Sidney, whose estimated $250 million fortune makes him probably the wealthiest real estate developer on reality TV, acknowledged that “It was a long season,” but laid out some of his plans for a third season of The Deed with his typical high energy. Though the six episodes of Season 2 took eight months to produce, Sidney told us he “definitely wants a longer season” next year, ideally between ten and fifteen episodes, “to build traction” with an audience.
As for what those extra episodes might contain? Sidney wouldn’t mind using The Deed Season 3 to go beyond a house flip and showcase one of his major projects around New Orleans. He mentioned a “lifestyle center” in the Bayou St. John neighborhood as one such possibility. (It sounds like the specifics of that project are yet to be filled in, but it involves a large mixed-use development, combined with some sort of green space.)
Sidney also told us he “would prefer to keep [The Deed] in New Orleans,” but is open to filming episodes outside the city — specifically at properties he owns in New York City, Florida, and the Bahamas — if it looks like doing so would be “good for the show.”
And fans of Sidney himself will be happy to hear that he’d like to include more of his own business associates, along with more family members, “to give [the audience] a little more insight into my life.” Given that Sidney is essentially to The Deed what Chip and Joanna were to Fixer Upper, incorporating more of his personal life into future episodes of his show makes perfect sense.
However, the backbone of the show will likely remain the same. Sidney said that “Being able to train and work with others” remains the most important thing for him, as is continuing to make New Orleans a character on a national show. Individually, Sidney wants The Deed to be “something that teaches people, something that’s educational,” and mentioned better educating his audience about the financial specifics of home ownership — “Rent versus equity,” in his own words — as a big goal.
The show might not stay on CNBC, though Sidney wants it to stay there
The Deed remains something of an experiment for CNBC, whose reality TV projects are almost entirely investor- and entrepreneur-driven. In fact, other than the neighborhood revitalization project featured on Cleveland Hustles, LeBron James’ show for the network, there are no other house flipping shows on CNBC at all.
Sidney remains undaunted by the lonely landscape, telling us “My first priority would be to work with CNBC again.” If they don’t order The Deed Season 3, though, Sidney did tell us he’s “open to talking with other networks.” But for now it sounds like the ball is in CNBC’s court, and the show’s star is comfortable waiting.

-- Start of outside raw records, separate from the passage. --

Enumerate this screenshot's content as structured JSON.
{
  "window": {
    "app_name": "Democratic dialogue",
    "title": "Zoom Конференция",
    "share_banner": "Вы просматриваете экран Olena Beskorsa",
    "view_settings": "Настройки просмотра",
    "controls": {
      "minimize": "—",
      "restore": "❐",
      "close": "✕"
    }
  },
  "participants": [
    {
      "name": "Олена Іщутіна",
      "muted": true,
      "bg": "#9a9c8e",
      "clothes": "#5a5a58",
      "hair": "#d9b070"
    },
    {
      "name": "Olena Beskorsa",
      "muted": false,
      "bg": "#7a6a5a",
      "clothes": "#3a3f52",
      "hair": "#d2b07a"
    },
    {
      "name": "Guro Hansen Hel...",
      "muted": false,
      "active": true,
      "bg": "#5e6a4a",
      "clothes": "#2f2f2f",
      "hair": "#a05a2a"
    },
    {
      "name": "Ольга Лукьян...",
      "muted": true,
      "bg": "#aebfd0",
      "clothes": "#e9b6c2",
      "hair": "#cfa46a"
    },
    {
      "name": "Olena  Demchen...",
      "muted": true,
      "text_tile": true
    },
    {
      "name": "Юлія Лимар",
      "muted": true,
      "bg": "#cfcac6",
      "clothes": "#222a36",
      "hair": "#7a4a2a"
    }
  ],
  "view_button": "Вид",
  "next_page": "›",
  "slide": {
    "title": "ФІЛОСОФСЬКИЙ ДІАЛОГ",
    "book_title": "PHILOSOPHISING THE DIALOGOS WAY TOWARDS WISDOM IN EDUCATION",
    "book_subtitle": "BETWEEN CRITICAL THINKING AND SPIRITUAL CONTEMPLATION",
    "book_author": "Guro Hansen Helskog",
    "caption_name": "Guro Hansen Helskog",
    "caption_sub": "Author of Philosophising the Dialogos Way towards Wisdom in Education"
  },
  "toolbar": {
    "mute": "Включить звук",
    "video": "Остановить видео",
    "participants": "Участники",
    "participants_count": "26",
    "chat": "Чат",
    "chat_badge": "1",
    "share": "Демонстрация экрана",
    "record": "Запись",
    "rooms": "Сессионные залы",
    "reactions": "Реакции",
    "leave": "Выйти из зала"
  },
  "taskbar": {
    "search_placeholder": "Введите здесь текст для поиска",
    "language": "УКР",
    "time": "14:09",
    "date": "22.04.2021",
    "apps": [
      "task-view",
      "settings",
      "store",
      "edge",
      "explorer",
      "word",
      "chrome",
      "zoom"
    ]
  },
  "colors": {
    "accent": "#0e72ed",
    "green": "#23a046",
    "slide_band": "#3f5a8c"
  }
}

“Last time it took sixty days to find out [about renewal],” Sidney explained. “So we’ll see.”
The Deed Season 2 ratings make a renewal more likely
Regardless of genre, TV ratings almost always dip between the first and second seasons of a show. And The Deed was no exception. It averaged 267,000 viewers per episode for Season 1, and, per Showbuzz Daily, held steady at an average of 199,833 for Season 2. (Plus, not to go all number-y on you, but the show held a higher-than-expected share of key demographics, making it more attractive for advertisers.)
Just as important was The Deed‘s social media presence, which underwent a complete overhaul for Season 2. James McDaniel — better-known as @PeppermintFatty, of HGTV #LiveTweetCrew fame — took over fan outreach and marshaled the forces of Twitter for weekly watch parties, where no joots were in evidence. Thanks to those efforts, The Deed trended at #5 nationally for one episode, at #3 nationally twice, and at #1 nationally another two times.
(I should also point out that Episode 4, the one episode of Season 2 that didn’t trend at all, had the misfortune of airing in the wake of the World Cup final, which claimed approximately half of the spots in the top 10 for most of that week. #TheBeautifulGame)
Also worth pointing out: CNBC is likely waiting until The Deed: Chicago Season 2 finishes airing before making a decision about either property. The spinoff has already announced its return for later in 2018, though neither the show nor the network have yet to reveal a premiere date.
For now, you can stream the entirety of Season 2 here, via CNBC.
(Photo credits: The Deed Season 3 via CNBC, Sidney Torres on Instagram)
John Sharp is a Starcasm’s chief editorial correspondent-at-large. Tips: E-mail at firstname.lastname@example.org or send on Twitter at @john_starcasm.